7 Reasons Why You Should Travel

Reap the benefits of health, happiness and gratitude on your next journey. [Photo credit: Adobe Stock]

By Wendy Sue Knecht for Next Avenue

Some people are just lucky — they’re born with it. I’m not talking about good looks or money. I’m talking about wanderlust …. that something inside of you that just makes you want to go places, explore and of course, wander.

My own wanderlust was cultivated at a young age. Although my family never took anything but road trips growing up, my father used to regale me with bedtime stories of Gee Gee Go-Go, a fictional character who traveled all over the world on his tricycle. It’s no surprise I became a Pan Am flight attendant! read more

The Power of Sharing Our Stories

Playing a game at an assisted living facility opened up connections [Photo credit: Adobe Stock]

By Reyna Marder Gentin for Next Avenue

My friend runs an assisted living residence not far from where I live.
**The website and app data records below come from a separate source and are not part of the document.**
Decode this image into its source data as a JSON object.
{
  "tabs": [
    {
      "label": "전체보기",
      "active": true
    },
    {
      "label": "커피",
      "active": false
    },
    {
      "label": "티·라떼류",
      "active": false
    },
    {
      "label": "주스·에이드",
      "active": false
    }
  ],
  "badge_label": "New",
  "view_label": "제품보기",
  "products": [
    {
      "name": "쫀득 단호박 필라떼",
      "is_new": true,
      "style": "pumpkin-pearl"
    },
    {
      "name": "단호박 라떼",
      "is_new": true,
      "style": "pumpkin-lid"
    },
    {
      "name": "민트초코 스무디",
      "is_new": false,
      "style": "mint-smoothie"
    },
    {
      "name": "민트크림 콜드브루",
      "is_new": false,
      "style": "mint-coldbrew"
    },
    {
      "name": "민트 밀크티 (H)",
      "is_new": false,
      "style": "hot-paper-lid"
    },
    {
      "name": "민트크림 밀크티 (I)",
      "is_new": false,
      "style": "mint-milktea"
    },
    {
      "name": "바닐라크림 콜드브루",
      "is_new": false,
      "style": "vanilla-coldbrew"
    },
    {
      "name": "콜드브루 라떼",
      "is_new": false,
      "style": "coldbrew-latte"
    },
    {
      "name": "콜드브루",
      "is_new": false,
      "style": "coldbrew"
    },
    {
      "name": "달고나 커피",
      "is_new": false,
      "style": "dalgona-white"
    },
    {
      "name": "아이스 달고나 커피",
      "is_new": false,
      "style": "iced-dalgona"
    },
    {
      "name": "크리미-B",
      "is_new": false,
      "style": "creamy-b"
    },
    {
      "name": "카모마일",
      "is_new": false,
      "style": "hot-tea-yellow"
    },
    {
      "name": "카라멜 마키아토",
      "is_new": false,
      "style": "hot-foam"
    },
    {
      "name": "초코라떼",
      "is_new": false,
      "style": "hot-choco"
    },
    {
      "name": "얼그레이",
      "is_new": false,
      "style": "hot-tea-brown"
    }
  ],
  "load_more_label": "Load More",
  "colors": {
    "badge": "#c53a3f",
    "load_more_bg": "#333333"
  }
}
When she called to say she had a mitzvah (a good deed) for me that was “right up my alley,” I was wary, to put it mildly. She explained that she was running an event where the residents would play a game encouraging them to share, open mic style, stories from their lives. My friend knows I write — essays, memoir pieces, a novel. I tell stories.

“Will you come?” she asked.

I wanted to say no. As my children will tell you, with the rare exception of a Shabbat round of Scrabble or Bananagrams, I don’t play games. Maybe I’m uptight, or just no fun, but games are not my thing. The idea of helping to facilitate an octogenarian quiz show was not high on my list. read more

When Your Best Friend Dies

How to grieve and minimize the feeling of loss (Photo credit: Adobe Stock)

By Gary M. Stern for Next Avenue

Josh Koplovitz, an attorney based in Woodstock, N.Y., communicated with his best friend Lester Fensterheim nearly every day. They first met in 1999 and connected over their love of tennis. The two played tennis together and occasionally poker, socialized with their spouses and developed a strong bond. On Aug. 1, 2017, 74-year-old Fensterheim felt a pain in his face, suffered a minor stroke and was diagnosed with a brain tumor. He died three months later on Nov. 4.

Koplovitz misses Fensterheim terribly and feels a void over his death and the loss of their friendship. “I was drawn to Lester, and he was drawn to me and the friendship developed,” Koplovitz said. Fensterheim was a “magnetic personality,” said Koplovitz., adding: “When you came into his presence, you felt an unmistakable connectivity, as if he was saying to you, ‘You are a special person.’ He taught me to be more accepting of people than I otherwise would have been. He had a basic love of humanity.” read more

How to Bounce Back From a Health Crisis

It’s not the cards you’re dealt, but how you play them. (Photo credit: Adobe Stock)

By Claire Zulkey for Next Avenue

After a major injury or illness, your own participation and perspective can make the difference between moving past a health crisis and letting it define the rest of your life.

Psychologist Elizabeth Lombardo cites two reasons why. First, the right attitude corresponds with a stronger commitment to physical therapy or rehabilitation. Plus, happiness is healing. “When we experience chronic stress, when we’re upset or depressed, that actually impedes our immune system,” says Lombardo. “Our body does not heal as well.” read more

Take the Time to Better Care for Yourself

Senior woman smiles while holding pencil and adjusting her reading glasses

7 steps to the self-care you need (Photo credit: Adobe Stock)

By Ken Druck for Next Avenue

Becoming a smarter, stronger, more self-caring version of yourself is both freeing and empowering.

I recently discussed the concept of self-care and the ways to set yourself up for — and avoid sabotaging — the way you take emotional and physical care of yourself. After you agree that you are worthy of self-care and will overcome the factors you let stand in your way before, you’re ready to move forward with these seven steps to self-care:

Step  No. 1. Make the Decision to Change the Way You Take Care of Yourself read more